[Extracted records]

*-*-*

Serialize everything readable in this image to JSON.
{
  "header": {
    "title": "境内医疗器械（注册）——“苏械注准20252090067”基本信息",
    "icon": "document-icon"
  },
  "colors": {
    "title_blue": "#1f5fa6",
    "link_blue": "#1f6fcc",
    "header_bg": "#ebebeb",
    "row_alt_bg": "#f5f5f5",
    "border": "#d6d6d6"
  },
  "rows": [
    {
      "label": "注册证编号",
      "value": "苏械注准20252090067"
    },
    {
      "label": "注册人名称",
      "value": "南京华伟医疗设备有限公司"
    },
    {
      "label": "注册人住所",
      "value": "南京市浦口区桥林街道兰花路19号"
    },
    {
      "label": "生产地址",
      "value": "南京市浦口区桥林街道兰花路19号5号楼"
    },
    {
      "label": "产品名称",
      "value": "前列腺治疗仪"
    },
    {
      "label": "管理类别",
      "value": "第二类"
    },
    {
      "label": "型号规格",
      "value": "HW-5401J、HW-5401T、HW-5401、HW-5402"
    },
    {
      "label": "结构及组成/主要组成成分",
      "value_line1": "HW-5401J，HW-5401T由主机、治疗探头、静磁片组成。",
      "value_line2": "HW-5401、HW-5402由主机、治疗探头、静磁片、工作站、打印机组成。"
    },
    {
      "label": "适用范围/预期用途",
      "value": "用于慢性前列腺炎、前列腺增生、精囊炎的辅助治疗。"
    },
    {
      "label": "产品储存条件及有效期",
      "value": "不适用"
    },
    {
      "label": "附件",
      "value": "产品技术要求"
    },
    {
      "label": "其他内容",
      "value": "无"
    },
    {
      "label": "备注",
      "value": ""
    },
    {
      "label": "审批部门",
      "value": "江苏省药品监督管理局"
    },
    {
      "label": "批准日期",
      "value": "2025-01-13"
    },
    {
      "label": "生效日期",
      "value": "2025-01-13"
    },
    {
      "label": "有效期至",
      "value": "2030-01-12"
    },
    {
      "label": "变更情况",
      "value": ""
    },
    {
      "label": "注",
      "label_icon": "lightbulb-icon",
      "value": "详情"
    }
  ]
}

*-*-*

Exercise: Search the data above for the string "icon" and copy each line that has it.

Written answer:
    "icon": "document-icon"
      "label_icon": "lightbulb-icon",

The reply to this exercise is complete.